Photography by Romuald Clariond
I’ve witnessed the rebirth of Alpine.
Every manufacturer can be called “special” by the people who are its fans, followers, aficionados—call them what you want. But there is absolutely no doubt that Alpine is special in the automobile landscape. Founded by Jean Rédélé, who was a true car enthusiast and owner of a large Renault dealership, the little marque gets its name from its babies’ exploits rallying the Alps roads, and especially at the legendary Rallye Monte-Carlo.
These roads were the reason Alpine chose this place to celebrate its rebirth, and it was very special to be there as an incurable petrolhead—and local.

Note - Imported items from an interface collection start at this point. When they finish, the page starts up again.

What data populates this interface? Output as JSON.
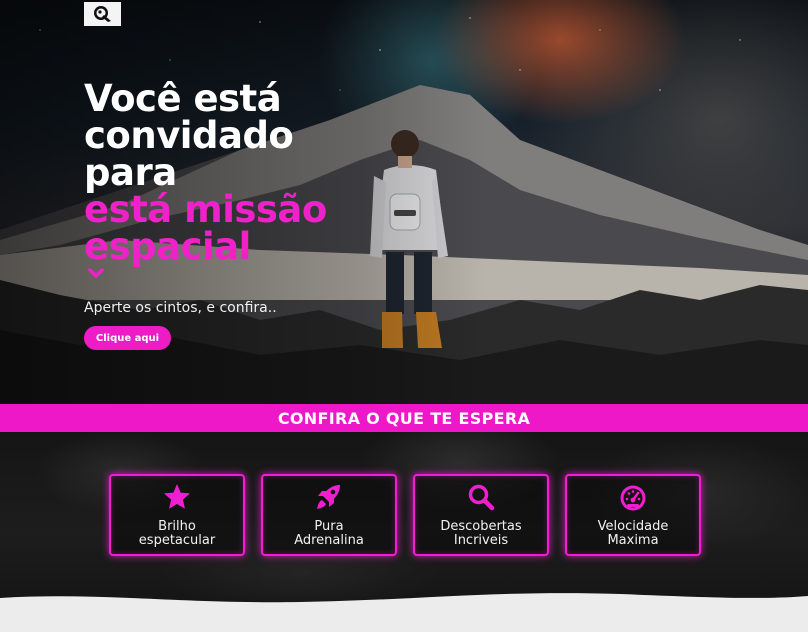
{
  "logo": {
    "icon": "astronaut-logo-icon"
  },
  "hero": {
    "headline_line1": "Você está",
    "headline_line2": "convidado",
    "headline_line3": "para",
    "headline_pink_line1": "está missão",
    "headline_pink_line2": "espacial",
    "subtitle": "Aperte os cintos, e confira..",
    "cta_label": "Clique aqui"
  },
  "banner": {
    "title": "CONFIRA O QUE TE ESPERA"
  },
  "features": [
    {
      "line1": "Brilho",
      "line2": "espetacular",
      "icon": "star-icon"
    },
    {
      "line1": "Pura",
      "line2": "Adrenalina",
      "icon": "rocket-icon"
    },
    {
      "line1": "Descobertas",
      "line2": "Incriveis",
      "icon": "search-icon"
    },
    {
      "line1": "Velocidade",
      "line2": "Maxima",
      "icon": "speedometer-icon"
    }
  ],
  "colors": {
    "accent": "#ee18c8",
    "text": "#ffffff",
    "dark": "#151515"
  }
}
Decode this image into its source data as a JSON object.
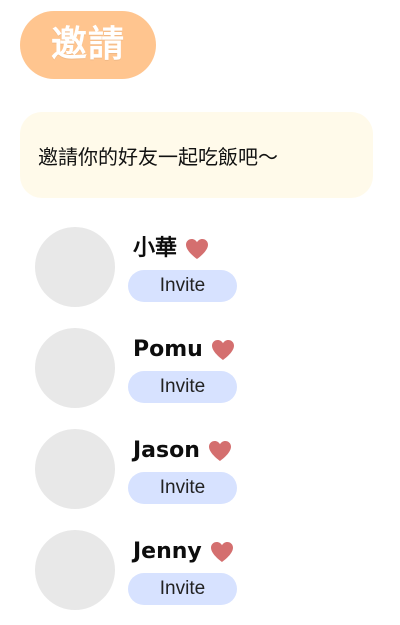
{
  "header": {
    "title": "邀請"
  },
  "message": {
    "text": "邀請你的好友一起吃飯吧～"
  },
  "friends": [
    {
      "name": "小華",
      "invite_label": "Invite",
      "icon": "heart-icon"
    },
    {
      "name": "Pomu",
      "invite_label": "Invite",
      "icon": "heart-icon"
    },
    {
      "name": "Jason",
      "invite_label": "Invite",
      "icon": "heart-icon"
    },
    {
      "name": "Jenny",
      "invite_label": "Invite",
      "icon": "heart-icon"
    }
  ],
  "colors": {
    "title_pill": "#ffc58f",
    "message_card": "#fffaea",
    "avatar": "#e8e8e8",
    "heart": "#d46f6f",
    "invite_button": "#d7e2ff"
  }
}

A hundred of the finest Alpine A110 Berlinettes had arrived in Monaco for a few of days to celebrate the marque’s rebirth, coinciding with the reveal of a final show car before its production model is shown in less than a month’s time.

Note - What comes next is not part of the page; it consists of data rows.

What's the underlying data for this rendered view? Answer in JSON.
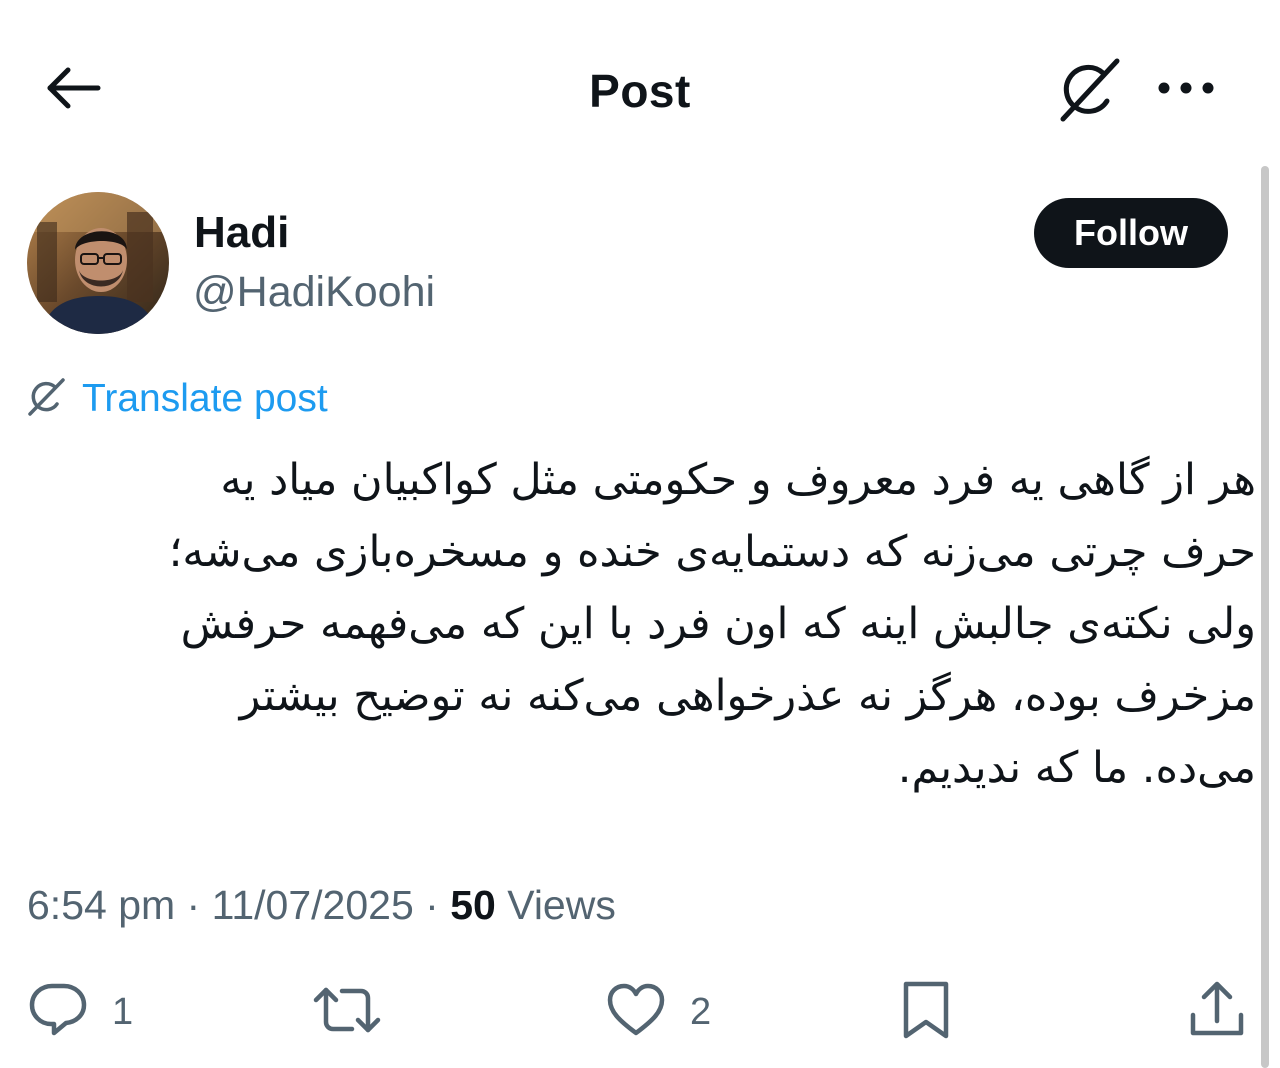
{
  "header": {
    "title": "Post",
    "back_icon": "arrow-left-icon",
    "grok_icon": "grok-icon",
    "more_icon": "more-horizontal-icon"
  },
  "author": {
    "display_name": "Hadi",
    "handle": "@HadiKoohi",
    "follow_label": "Follow"
  },
  "translate": {
    "label": "Translate post",
    "icon": "grok-icon"
  },
  "post": {
    "lines": [
      "هر از گاهی یه فرد معروف و حکومتی مثل کواکبیان میاد یه",
      "حرف چرتی می‌زنه که دستمایه‌ی خنده و مسخره‌بازی می‌شه؛",
      "ولی نکته‌ی جالبش اینه که اون فرد با این که می‌فهمه حرفش",
      "مزخرف بوده، هرگز نه عذرخواهی می‌کنه نه توضیح بیشتر",
      "می‌ده. ما که ندیدیم."
    ]
  },
  "meta": {
    "time": "6:54 pm",
    "date": "11/07/2025",
    "views_count": "50",
    "views_label": "Views",
    "separator": " · "
  },
  "actions": {
    "reply_count": "1",
    "repost_count": "",
    "like_count": "2",
    "reply_icon": "reply-icon",
    "repost_icon": "repost-icon",
    "like_icon": "heart-icon",
    "bookmark_icon": "bookmark-icon",
    "share_icon": "share-icon"
  },
  "colors": {
    "text": "#0f1419",
    "secondary": "#536471",
    "link": "#1d9bf0",
    "button_bg": "#0f1419",
    "button_text": "#ffffff"
  }
}
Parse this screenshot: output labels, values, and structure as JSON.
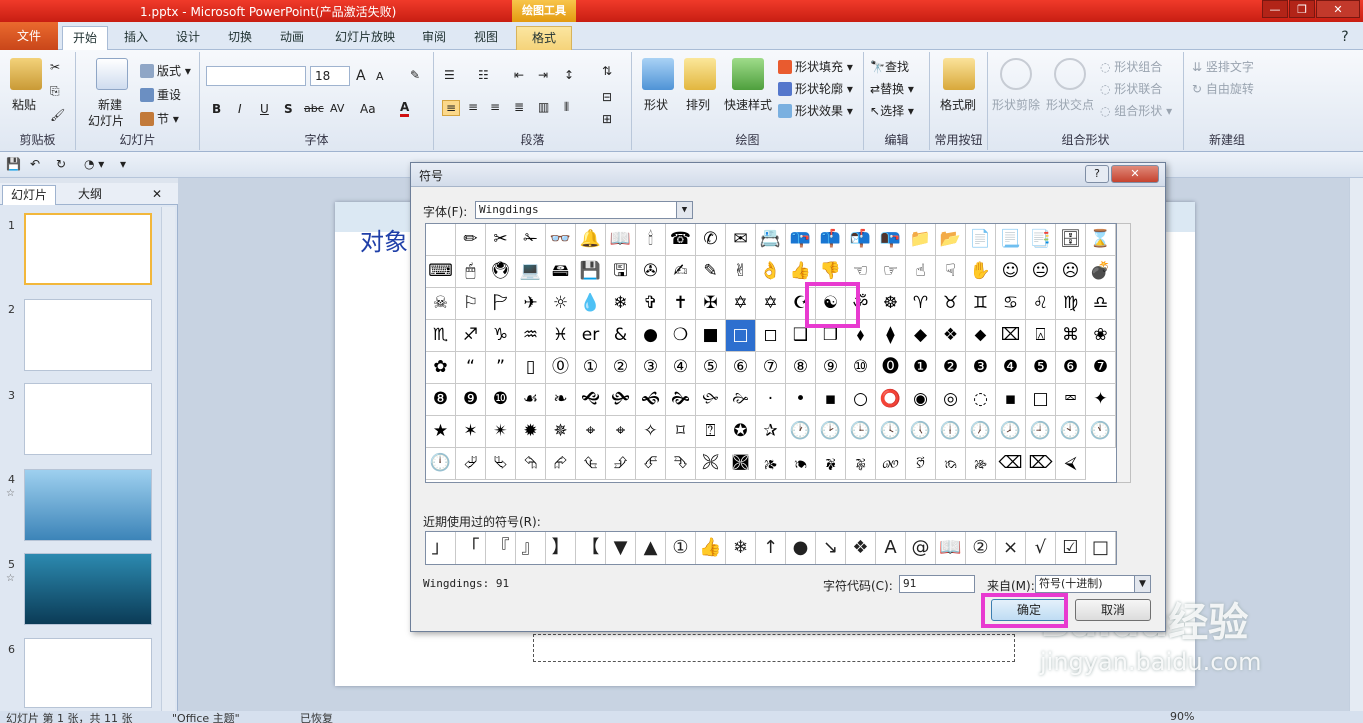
{
  "window": {
    "title": "1.pptx - Microsoft PowerPoint(产品激活失败)",
    "context_tab": "绘图工具",
    "buttons": [
      "—",
      "❐",
      "✕"
    ]
  },
  "tabs": {
    "file": "文件",
    "items": [
      "开始",
      "插入",
      "设计",
      "切换",
      "动画",
      "幻灯片放映",
      "审阅",
      "视图",
      "格式"
    ],
    "active": "开始"
  },
  "ribbon": {
    "clipboard": {
      "label": "剪贴板",
      "paste": "粘贴"
    },
    "slides": {
      "label": "幻灯片",
      "new_slide": "新建\n幻灯片",
      "new_slide_a": "新建",
      "new_slide_b": "幻灯片",
      "layout": "版式",
      "reset": "重设",
      "section": "节"
    },
    "font": {
      "label": "字体",
      "size": "18",
      "font_name": "",
      "bold": "B",
      "italic": "I",
      "underline": "U",
      "shadow": "S",
      "strike": "abc",
      "spacing": "AV",
      "case": "Aa",
      "color": "A",
      "grow": "A",
      "shrink": "A"
    },
    "paragraph": {
      "label": "段落"
    },
    "drawing": {
      "label": "绘图",
      "shapes": "形状",
      "arrange": "排列",
      "quick_styles": "快速样式",
      "fill": "形状填充",
      "outline": "形状轮廓",
      "effects": "形状效果"
    },
    "editing": {
      "label": "编辑",
      "find": "查找",
      "replace": "替换",
      "select": "选择"
    },
    "common": {
      "label": "常用按钮",
      "format_painter": "格式刷"
    },
    "combine": {
      "label": "组合形状",
      "cut": "形状剪除",
      "intersect": "形状交点",
      "combine": "形状组合",
      "union": "形状联合",
      "group": "组合形状"
    },
    "newgroup": {
      "label": "新建组",
      "vertical": "竖排文字",
      "rotate": "自由旋转"
    }
  },
  "left_pane": {
    "tabs": [
      "幻灯片",
      "大纲"
    ],
    "close": "✕",
    "slides": [
      "1",
      "2",
      "3",
      "4",
      "5",
      "6"
    ]
  },
  "slide": {
    "title": "对象"
  },
  "status": {
    "text": "幻灯片 第 1 张，共 11 张",
    "theme": "\"Office 主题\"",
    "lang": "已恢复",
    "zoom": "90%"
  },
  "dialog": {
    "title": "符号",
    "help": "?",
    "close": "✕",
    "font_label": "字体(F):",
    "font_value": "Wingdings",
    "recent_label": "近期使用过的符号(R):",
    "info": "Wingdings: 91",
    "code_label": "字符代码(C):",
    "code_value": "91",
    "from_label": "来自(M):",
    "from_value": "符号(十进制)",
    "ok": "确定",
    "cancel": "取消",
    "selected_index": 79,
    "symbols": [
      " ",
      "✏",
      "✂",
      "✁",
      "👓",
      "🔔",
      "📖",
      "🕯",
      "☎",
      "✆",
      "✉",
      "📇",
      "📪",
      "📫",
      "📬",
      "📭",
      "📁",
      "📂",
      "📄",
      "📃",
      "📑",
      "🗄",
      "⌛",
      "⌨",
      "🖱",
      "🖲",
      "💻",
      "🖴",
      "💾",
      "🖫",
      "✇",
      "✍",
      "✎",
      "✌",
      "👌",
      "👍",
      "👎",
      "☜",
      "☞",
      "☝",
      "☟",
      "✋",
      "☺",
      "😐",
      "☹",
      "💣",
      "☠",
      "⚐",
      "🏱",
      "✈",
      "☼",
      "💧",
      "❄",
      "✞",
      "✝",
      "✠",
      "✡",
      "✡",
      "☪",
      "☯",
      "ॐ",
      "☸",
      "♈",
      "♉",
      "♊",
      "♋",
      "♌",
      "♍",
      "♎",
      "♏",
      "♐",
      "♑",
      "♒",
      "♓",
      "er",
      "&",
      "●",
      "❍",
      "■",
      "□",
      "◻",
      "❑",
      "❒",
      "⬧",
      "⧫",
      "◆",
      "❖",
      "⬥",
      "⌧",
      "⍓",
      "⌘",
      "❀",
      "✿",
      "“",
      "”",
      "▯",
      "⓪",
      "①",
      "②",
      "③",
      "④",
      "⑤",
      "⑥",
      "⑦",
      "⑧",
      "⑨",
      "⑩",
      "⓿",
      "❶",
      "❷",
      "❸",
      "❹",
      "❺",
      "❻",
      "❼",
      "❽",
      "❾",
      "❿",
      "☙",
      "❧",
      "🙝",
      "🙟",
      "🙜",
      "🙞",
      "🙛",
      "🙚",
      "·",
      "•",
      "▪",
      "○",
      "⭕",
      "◉",
      "◎",
      "◌",
      "▪",
      "□",
      "⮹",
      "✦",
      "★",
      "✶",
      "✴",
      "✹",
      "✵",
      "⌖",
      "⌖",
      "✧",
      "⌑",
      "⍰",
      "✪",
      "✰",
      "🕐",
      "🕑",
      "🕒",
      "🕓",
      "🕔",
      "🕕",
      "🕖",
      "🕗",
      "🕘",
      "🕙",
      "🕚",
      "🕛",
      "⮰",
      "⮱",
      "⮲",
      "⮳",
      "⮴",
      "⮵",
      "⮶",
      "⮷",
      "🙪",
      "🙫",
      "🙕",
      "🙔",
      "🙗",
      "🙖",
      "🙐",
      "🙑",
      "🙒",
      "🙓",
      "⌫",
      "⌦",
      "⮘"
    ],
    "recent": [
      "」",
      "「",
      "『",
      "』",
      "】",
      "【",
      "▼",
      "▲",
      "①",
      "👍",
      "❄",
      "↑",
      "●",
      "↘",
      "❖",
      "A",
      "@",
      "📖",
      "②",
      "×",
      "√",
      "☑",
      "□"
    ]
  },
  "watermark": {
    "logo": "Baidu经验",
    "url": "jingyan.baidu.com"
  }
}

At 1 PM, Carlos Ghosn—CEO of Groupe Renault—arrived in the Alpine Célébration concept that had been updated to look like the Alpine Vision show car he was about to reveal. If the Célébration was featuring the iconic Alpine blue, the Alpine Vision, announced as “80% identical” to the production model, was presented in a white dress. Why? Perhaps to remind onlookers of Col de Turini, the favourite playground of the classic A110.

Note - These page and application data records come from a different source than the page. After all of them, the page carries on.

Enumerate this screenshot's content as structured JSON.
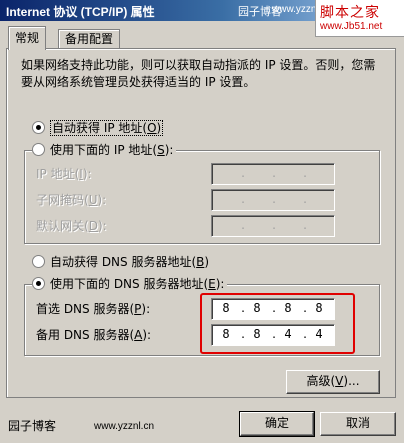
{
  "window": {
    "title": "Internet 协议 (TCP/IP) 属性",
    "watermark": "园子博客",
    "watermark_url": "www.yzznl.cn"
  },
  "logo": {
    "line1": "脚本之家",
    "line2": "www.Jb51.net"
  },
  "tabs": [
    {
      "label": "常规",
      "active": true
    },
    {
      "label": "备用配置",
      "active": false
    }
  ],
  "description": "如果网络支持此功能，则可以获取自动指派的 IP 设置。否则，您需要从网络系统管理员处获得适当的 IP 设置。",
  "ip_section": {
    "auto_option": {
      "label": "自动获得 IP 地址",
      "key": "O",
      "selected": true
    },
    "manual_option": {
      "label": "使用下面的 IP 地址",
      "key": "S",
      "selected": false
    },
    "fields": [
      {
        "label": "IP 地址",
        "key": "I",
        "octets": [
          "",
          "",
          "",
          ""
        ]
      },
      {
        "label": "子网掩码",
        "key": "U",
        "octets": [
          "",
          "",
          "",
          ""
        ]
      },
      {
        "label": "默认网关",
        "key": "D",
        "octets": [
          "",
          "",
          "",
          ""
        ]
      }
    ]
  },
  "dns_section": {
    "auto_option": {
      "label": "自动获得 DNS 服务器地址",
      "key": "B",
      "selected": false
    },
    "manual_option": {
      "label": "使用下面的 DNS 服务器地址",
      "key": "E",
      "selected": true
    },
    "fields": [
      {
        "label": "首选 DNS 服务器",
        "key": "P",
        "octets": [
          "8",
          "8",
          "8",
          "8"
        ]
      },
      {
        "label": "备用 DNS 服务器",
        "key": "A",
        "octets": [
          "8",
          "8",
          "4",
          "4"
        ]
      }
    ]
  },
  "buttons": {
    "advanced": {
      "label": "高级",
      "key": "V"
    },
    "ok": "确定",
    "cancel": "取消"
  },
  "footer": {
    "brand": "园子博客",
    "url": "www.yzznl.cn"
  },
  "colors": {
    "highlight": "#e00000",
    "title_bar": "#0a246a",
    "dialog_bg": "#d4d0c8"
  }
}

Even under wraps, I could make out the neo-retro style of the car before the reveal. Yes, the front lights are the same shape as the cutesy Renault Wind’s. Yes, the rear lights remind nearly everyone of an Audi. But in person, it works.
On the mechanical side, Alpine didn’t say much about the technical details of the engine, only announcing a zero-to-100 km/h (62 mph) in 4.5 seconds, identical to the Alfa Romeo 4C.
The very-likely-a-four-cylinder turbocharged engine gets a dual-clutch gearbox, and if I could notice the shift paddles behind the wheel, I could not help noticing there was no handbrake inside its beautiful interior.
A great mix of leather and metal won’t likely be this nice in the stock car—but let’s get back to the important things—we need a handbrake!
After 3 PM, it was time for the whole bunch of A110 Berlinettes and the Célébration to drive to the summit of Col de Turini, and more precisely to the Hôtel-Restaurant des 3 Vallées, a hotel that showcases the whole history of Rallye Monte-Carlo on its walls.
Our tool for this climb was an A110 1300 S, the same car that gave us the 1973 World Rally Champion. I met Bruno, the owner, who had bought that beautiful Berlinette from a friend of his, the former boss of Renault in Mexico and Portugal, who had unfortunately passed away two days before.
He’d taken great care of his Alpine and only wanted to sell her to Bruno, whom he knew would take the same care. And when you see the engine that looks straight out from the factory, you know its ex-owner was absolutely right!
Bruno is a true car enthusiast: the Clio V6, Megane RS, and a Renault 11 Turbo Group A that he still uses for modern rallies. He’s a really nice guy, and I think I could not get better company than him on this way up. Paraphrasing as they say in France, ‘random makes things good’. Part of the fun on the way up to Turini was because ahead of us was another stunning A110 with Cyril Abiteboul in the passenger seat, who is currently the Managing Director of the Renault Sport F1 Team.
Up at the 3 Vallées, Alpine boss Bernard Ollivier has put a plate above the fireplace: the rally-style plate features the Alpine logo, the date, and the hashtag #weareback.
As night descended, we also plunged back to Monaco. The next morning, before Bruno and his friends go back to Vaucluse in the south of France, we went to have a coffee in the port. And on the newsstand adjacent to the Monaco Grand Prix grid, Bruno spotted in the window a miniature Alpine almost exactly the same as his.
In the middle of the coffee, he stood up and said he was going to buy the toy! Random really makes things good. Back to the parc-fermé, we just had to do a couple of pictures of Bruno’s two toys, and it was time to go.
I’m sure none of us will forget Alpine’s rebirth.